By: Emily Benito

Photo by Emily Benito

There is significant turmoil in the world today. If you’re anything like a normal human being, you’re overwhelmed, nervous, stressed out. How do you relax? 

Hiking. That’s how you can de-stress. Let’s start this off with a reason to get out and hike: we have a vast world of nature to explore and be grateful for. We have many National Parks and forests. We should be experiencing these wonders. The great outdoors of your neighborhood is perfect too if you have good places to walk! Enjoying nature will lead to preserving it for ourselves and for generations to come. Who wouldn’t want to see the giant redwoods of California, or the vast plains in Montana? What about the tall mountains in Utah and the running water of Niagara Falls? Well the only way you’re going to do it is by pausing the season you’re about to watch on Netflix and getting your bum outside. 

Hiking is the perfect way to get out of your head and into your life. It is a way to disconnect from Facebook, Instagram and Snapchat, which we all know we are addicted to. Here’s the good thing: the worries of the world melt away when you’re surrounded by trees. Stressful thoughts wash away at the sound of a creek or stream. Sydney Voss, an avid outdoors woman and college student, says that it is important to find a way to unplug and be alone. She advises people during this time of change, “Think about places you wouldn’t normally think about going to. It’s important to find a way to get outside.” 

Photo by Emily Benito

Hiking is a great activity because you can get somewhere where people can’t reach you. Humans are social creatures, but sometimes we have to disconnect. We need to recharge and chill out. Hiking, walking, running, surfing or swimming are brilliant activities for this! It gives you time to think and ponder. It is time to completely ignore the problems in your world and experience something else. Seeing nature and what is right in front of you seems like an easy task, but many of us choose not to do it. 

“Start small and you’ll probably feel some benefits from that,” Voss said. “I would not have been able to handle this [pandemic] if I didn’t have the outlet of going to the beach.” 

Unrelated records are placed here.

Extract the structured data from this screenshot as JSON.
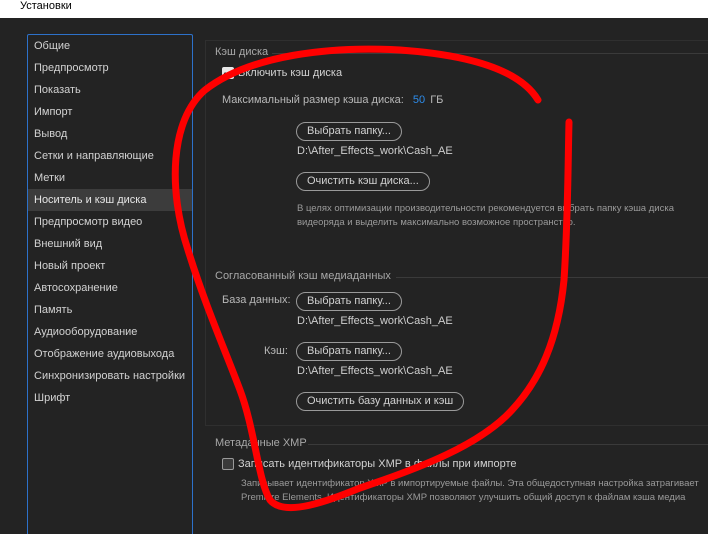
{
  "window": {
    "title": "Установки"
  },
  "sidebar": {
    "items": [
      {
        "label": "Общие"
      },
      {
        "label": "Предпросмотр"
      },
      {
        "label": "Показать"
      },
      {
        "label": "Импорт"
      },
      {
        "label": "Вывод"
      },
      {
        "label": "Сетки и направляющие"
      },
      {
        "label": "Метки"
      },
      {
        "label": "Носитель и кэш диска",
        "active": true
      },
      {
        "label": "Предпросмотр видео"
      },
      {
        "label": "Внешний вид"
      },
      {
        "label": "Новый проект"
      },
      {
        "label": "Автосохранение"
      },
      {
        "label": "Память"
      },
      {
        "label": "Аудиооборудование"
      },
      {
        "label": "Отображение аудиовыхода"
      },
      {
        "label": "Синхронизировать настройки"
      },
      {
        "label": "Шрифт"
      }
    ]
  },
  "disk_cache": {
    "section_title": "Кэш диска",
    "enable_label": "Включить кэш диска",
    "enable_checked": true,
    "max_size_label": "Максимальный размер кэша диска:",
    "max_size_value": "50",
    "max_size_unit": "ГБ",
    "choose_folder_button": "Выбрать папку...",
    "folder_path": "D:\\After_Effects_work\\Cash_AE",
    "clear_button": "Очистить кэш диска...",
    "note_line1": "В целях оптимизации производительности рекомендуется выбрать папку кэша диска",
    "note_line2": "видеоряда и выделить максимально возможное пространство."
  },
  "media_cache": {
    "section_title": "Согласованный кэш медиаданных",
    "database_label": "База данных:",
    "database_button": "Выбрать папку...",
    "database_path": "D:\\After_Effects_work\\Cash_AE",
    "cache_label": "Кэш:",
    "cache_button": "Выбрать папку...",
    "cache_path": "D:\\After_Effects_work\\Cash_AE",
    "clear_button": "Очистить базу данных и кэш"
  },
  "xmp": {
    "section_title": "Метаданные XMP",
    "write_label": "Записать идентификаторы XMP в файлы при импорте",
    "write_checked": false,
    "note_line1": "Записывает идентификатор XMP в импортируемые файлы. Эта общедоступная настройка затрагивает",
    "note_line2": "Premiere Elements. Идентификаторы XMP позволяют улучшить общий доступ к файлам кэша медиа"
  },
  "colors": {
    "accent": "#2d8ceb",
    "annotation": "#ff0000",
    "background": "#232323"
  }
}
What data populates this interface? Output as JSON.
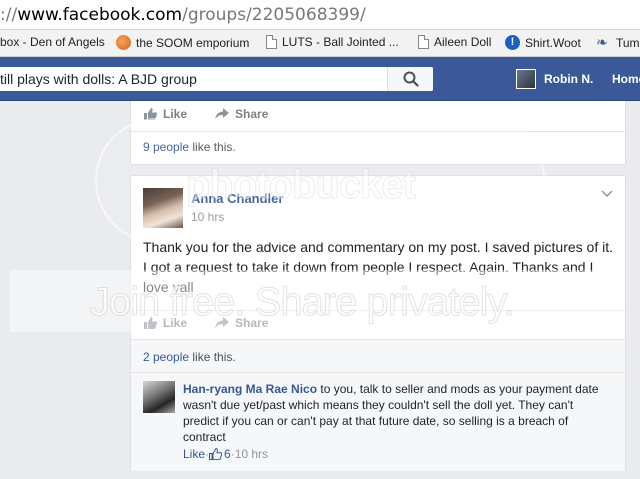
{
  "browser": {
    "url_host": "www.facebook.com",
    "url_path": "/groups/2205068399/",
    "url_prefix": "://"
  },
  "bookmarks": [
    {
      "label": "box - Den of Angels",
      "icon": "folder-icon"
    },
    {
      "label": "the SOOM emporium",
      "icon": "soom-icon"
    },
    {
      "label": "LUTS - Ball Jointed ...",
      "icon": "page-icon"
    },
    {
      "label": "Aileen Doll",
      "icon": "page-icon"
    },
    {
      "label": "Shirt.Woot",
      "icon": "woot-icon"
    },
    {
      "label": "Tum",
      "icon": "tumblr-icon"
    }
  ],
  "fb_header": {
    "search_value": "till plays with dolls: A BJD group",
    "user_name": "Robin N.",
    "home_label": "Home"
  },
  "top_post": {
    "like_label": "Like",
    "share_label": "Share",
    "likes_count": "9 people",
    "likes_suffix": " like this."
  },
  "post": {
    "author": "Anna Chandler",
    "time": "10 hrs",
    "body": "Thank you for the advice and commentary on my post. I saved pictures of it. I got a request to take it down from people I respect. Again. Thanks and I love yall",
    "like_label": "Like",
    "share_label": "Share",
    "likes_count": "2 people",
    "likes_suffix": " like this."
  },
  "comment": {
    "author": "Han-ryang Ma Rae Nico",
    "text": " to you, talk to seller and mods as your payment date wasn't due yet/past which means they couldn't sell the doll yet. They can't predict if you can or can't pay at that future date, so selling is a breach of contract",
    "like_label": "Like",
    "like_count": "6",
    "separator": " · ",
    "time": "10 hrs"
  },
  "watermark": {
    "brand": "photobucket",
    "tagline": "Join free. Share privately."
  },
  "colors": {
    "fb_blue": "#3b5998",
    "link_blue": "#365899",
    "page_bg": "#e9ebee"
  }
}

We read books about adventures, right? The Hobbit, for example, has a huge following. It is about adventure and pushing your limits. We love these books because they show perseverance and help us imagine a complete and utterly different world than we are used to living in. Huge mountains and vast forests, beautiful streams and endless meadows. I promise you that if you get outside and go for a hike, you will see landscapes akin to those in the novels. It just takes getting outside to go on your own adventure. Crazy, right? You could be the next Bilbo Baggins! 

As well as clearing the mind and embarking on adventures of your own, hiking is good for the body. Physical health is tied to mental health. Hiking in the outdoors brings fresh air into your lungs. Hiking is also linked to a decreased risk of heart disease and builds strength throughout your body. 

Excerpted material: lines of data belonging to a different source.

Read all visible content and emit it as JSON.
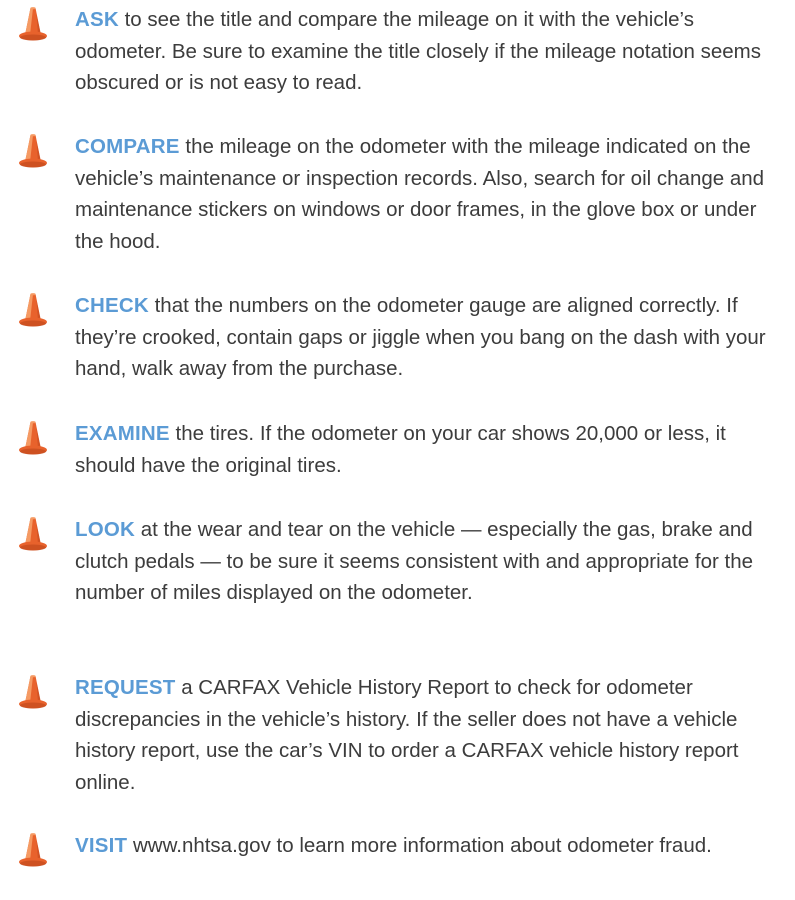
{
  "tips": [
    {
      "keyword": "ASK",
      "text": " to see the title and compare the mileage on it with the vehicle’s odometer. Be sure to examine the title closely if the mileage notation seems obscured or is not easy to read.",
      "icon": "traffic-cone-icon"
    },
    {
      "keyword": "COMPARE",
      "text": " the mileage on the odometer with the mileage indicated on the vehicle’s maintenance or inspection records. Also, search for oil change and maintenance stickers on windows or door frames, in the glove box or under the hood.",
      "icon": "traffic-cone-icon"
    },
    {
      "keyword": "CHECK",
      "text": " that the numbers on the odometer gauge are aligned correctly. If they’re crooked, contain gaps or jiggle when you bang on the dash with your hand, walk away from the purchase.",
      "icon": "traffic-cone-icon"
    },
    {
      "keyword": "EXAMINE",
      "text": " the tires. If the odometer on your car shows 20,000 or less, it should have the original tires.",
      "icon": "traffic-cone-icon"
    },
    {
      "keyword": "LOOK",
      "text": " at the wear and tear on the vehicle — especially the gas, brake and clutch pedals — to be sure it seems consistent with and appropriate for the number of miles displayed on the odometer.",
      "icon": "traffic-cone-icon"
    },
    {
      "keyword": "REQUEST",
      "text": " a CARFAX Vehicle History Report to check for odometer discrepancies in the vehicle’s history. If the seller does not have a vehicle history report, use the car’s VIN to order a CARFAX vehicle history report online.",
      "icon": "traffic-cone-icon"
    },
    {
      "keyword": "VISIT",
      "text": " www.nhtsa.gov to learn more information about odometer fraud.",
      "icon": "traffic-cone-icon"
    }
  ],
  "colors": {
    "keyword": "#5b9bd5",
    "body_text": "#3c3c3c",
    "cone_orange": "#e8622c",
    "cone_highlight": "#f59a63",
    "cone_shadow": "#b8431a"
  }
}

Humans are meant to be out in nature. It is our natural instinct to adapt and enjoy the outdoors. 

“Research shows that hiking has a positive impact on combating the symptoms of stress and anxiety,” Gregory A. Miller, president of the American Hiking Society, said. “Being in nature is ingrained in our DNA, and we sometimes forget that.”

Hiking isn’t the only way to get out in nature. Running on trails is another great way to boost the health of your body and mind. Getting into a zone while running on the trails is euphoric. It is calm, and even if you are with a partner, it’s relaxing to be outdoors. 

Photo by Emily Benito

Getting outside for a walk is another way to clear your mind. Lauren Buehler, a sophomore at the University of Alabama, says that in her neighborhood in Fulshear, Texas, she likes to get out and walk. 

“If we are struggling inside we all decide to take a break and go on a walk,” she said. Being stuck inside with family can be stressful. You know you love them, but sometimes it can be overwhelming. Buelher says she has bonded closer with her friends and family by putting away their phones and getting outside. It may sound boring, but they find ways to make it something to look forward to, like running to Starbucks or walking to a snow cone place. Talk about rewards right? Getting outside has bonded her closer to her friends and family. They bonded because they put their phones down and actually talked. Her advice during this life-changing time is,  “It’s good to go outside and get some vitamin D from the sun.”